From what I have learnt, masculine names of fruits, vegetables, vehicles, currencies, games, dances, tobaccoes and technologies get the declension of animate masculine at the biernik case.
That's a very good explanation of Moonlighting.fruits
: Jem banan-a.vegetables
: Obieram ziemniak-a.vehicles
: Kupiłem sobie Mercedes-a.curriencies
: Kosztowało mnie to funt-a /dolar-a /frank-a.games
: Gram w tenis-a.dances
: Tańczę fokstrot-a.tobaccos
: Palę gauloise'-a.technologies
: Wysyłam sms-a.
As to "chleb", it belongs to neither of the above categories. It seems that masculine names of substances do not comply with the rule quoted by Moonlighting. It could be interesting to compare them to uncountable nouns of English, whereas those which take animate endings at the biernik case to countable nouns.Jem chleb : I'm eating bread /// Jem baton-a : I'm eating a bar of chocolate
Jem ryż : I'm eating rice /// Jem banan-a : I'm eating a banana
The "chleb" in "Chleba naszego powszedniego ..." assumes an understood
adverb before it: "dużo/wiele/trochę chleba

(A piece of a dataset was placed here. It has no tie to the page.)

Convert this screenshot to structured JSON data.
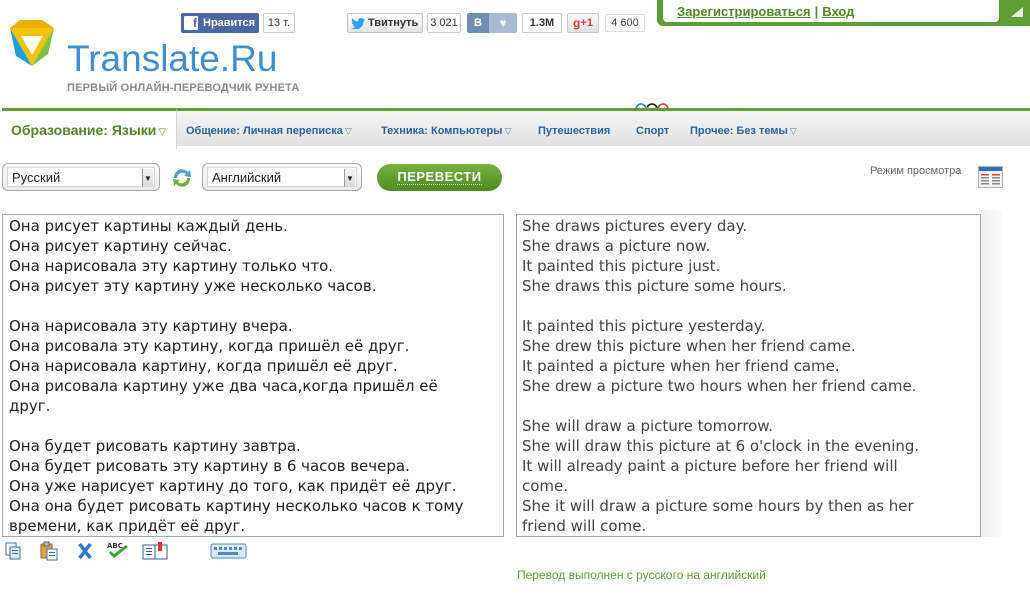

naszego powszedniego", that is why it takes the ... genetive (!)
rather than the accusative here.